With HR as an enabler, your program design team should incorporate people from all lines of business. Find people from around the company to work in tandem while developing the program. Your diverse team will act as a sounding board representing various departments and levels’ viewpoints. This will increase interest throughout the program’s creation and boost adoption upon the program’s launch. Once the program is launched, feel free to incentivize some friendly departmental competition to get people involved and earn more recognition points.
Senior management needs more than predictions; they need real facts and numbers. Show your executives the correlation between recognition and performance and how the goals of the program align with business values. Share that this program won’t disrupt your bottom line: it can be a cost-neutral project without being cheap. Look for your company’s hidden cost savings under office supplies or miscellaneous where a lot of money is spent on gift cards or team lunches in HR initiatives. By reallocating these costs and dividing it by the number of your employees you will have more money to spend on this program than you think.

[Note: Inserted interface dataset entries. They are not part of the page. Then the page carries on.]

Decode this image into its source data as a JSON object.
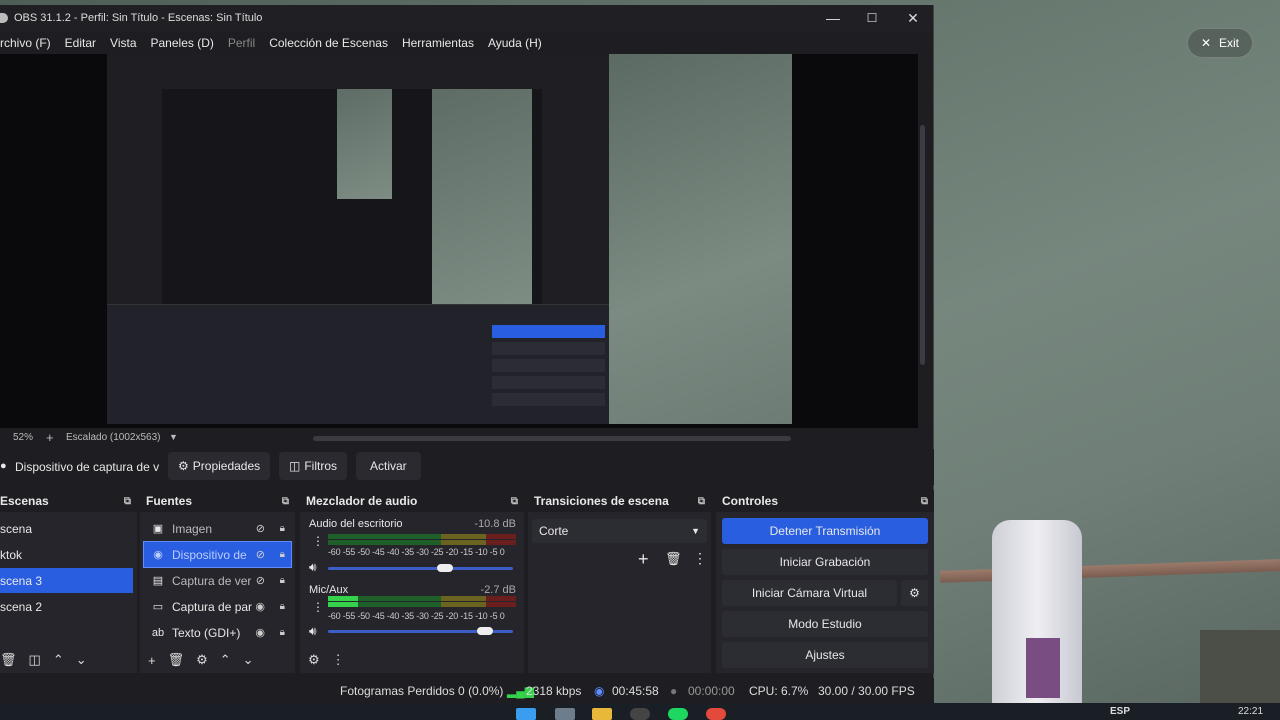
{
  "window": {
    "title": "OBS 31.1.2 - Perfil: Sin Título - Escenas: Sin Título",
    "minimize": "—",
    "maximize": "☐",
    "close": "✕"
  },
  "menu": [
    "rchivo (F)",
    "Editar",
    "Vista",
    "Paneles (D)",
    "Perfil",
    "Colección de Escenas",
    "Herramientas",
    "Ayuda (H)"
  ],
  "preview": {
    "zoom": "52%",
    "scaling": "Escalado (1002x563)"
  },
  "source_toolbar": {
    "current_source": "Dispositivo de captura de v",
    "properties": "Propiedades",
    "filters": "Filtros",
    "activate": "Activar"
  },
  "scenes": {
    "title": "Escenas",
    "items": [
      "scena",
      "ktok",
      "scena 3",
      "scena 2"
    ],
    "selected": 2
  },
  "sources": {
    "title": "Fuentes",
    "items": [
      {
        "icon": "image-icon",
        "label": "Imagen",
        "visible": false
      },
      {
        "icon": "camera-icon",
        "label": "Dispositivo de",
        "visible": false
      },
      {
        "icon": "window-icon",
        "label": "Captura de ver",
        "visible": false
      },
      {
        "icon": "monitor-icon",
        "label": "Captura de par",
        "visible": true
      },
      {
        "icon": "text-icon",
        "label": "Texto (GDI+)",
        "visible": true
      }
    ]
  },
  "mixer": {
    "title": "Mezclador de audio",
    "ticks": "-60 -55 -50 -45 -40 -35 -30 -25 -20 -15 -10 -5  0",
    "channels": [
      {
        "name": "Audio del escritorio",
        "db": "-10.8 dB",
        "level": 0.0,
        "volume": 0.62
      },
      {
        "name": "Mic/Aux",
        "db": "-2.7 dB",
        "level": 0.16,
        "volume": 0.85
      }
    ]
  },
  "transitions": {
    "title": "Transiciones de escena",
    "selected": "Corte"
  },
  "controls": {
    "title": "Controles",
    "stop_stream": "Detener Transmisión",
    "start_recording": "Iniciar Grabación",
    "virtual_cam": "Iniciar Cámara Virtual",
    "studio_mode": "Modo Estudio",
    "settings": "Ajustes"
  },
  "status": {
    "dropped": "Fotogramas Perdidos 0 (0.0%)",
    "bitrate": "2318 kbps",
    "stream_time": "00:45:58",
    "rec_time": "00:00:00",
    "cpu": "CPU: 6.7%",
    "fps": "30.00 / 30.00 FPS"
  },
  "overlay": {
    "exit": "Exit"
  },
  "taskbar": {
    "lang": "ESP",
    "time": "22:21"
  }
}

Roadshows and department meetings are both effective ways to get the word out. Reiterate that this was not an HR project but was created from the ground up by employees throughout the company with everyone’s best interest in mind. Post on your internal website and throughout your office before the launch to increase exposure.
Conduct research to determine how your program has been received. For CAA, the program has gained tremendous participation since the first year and continued to grow. By tracking each employee’s connection between recognition and performance, CAA was able to determine a moderately high correlation between participation in the program and increased performance.
Whether your current recognition program has all of your employees excited to show up to work or if your company culture is lacking that extra something, we hope this has given you some insight into the importance of employee recognition and inspired you to make some strategic changes. Going the extra mile for your employees is always worth it. To learn more details about the award-winning employee recognition program, listen to the On-Demand version of the webinar.
This publication is for informational purposes only and nothing contained in it should be construed as legal advice. We expressly disclaim any warranty or responsibility for damages arising out this information. We encourage you to consult with legal counsel regarding your specific needs. We do not undertake any duty to update previously posted materials.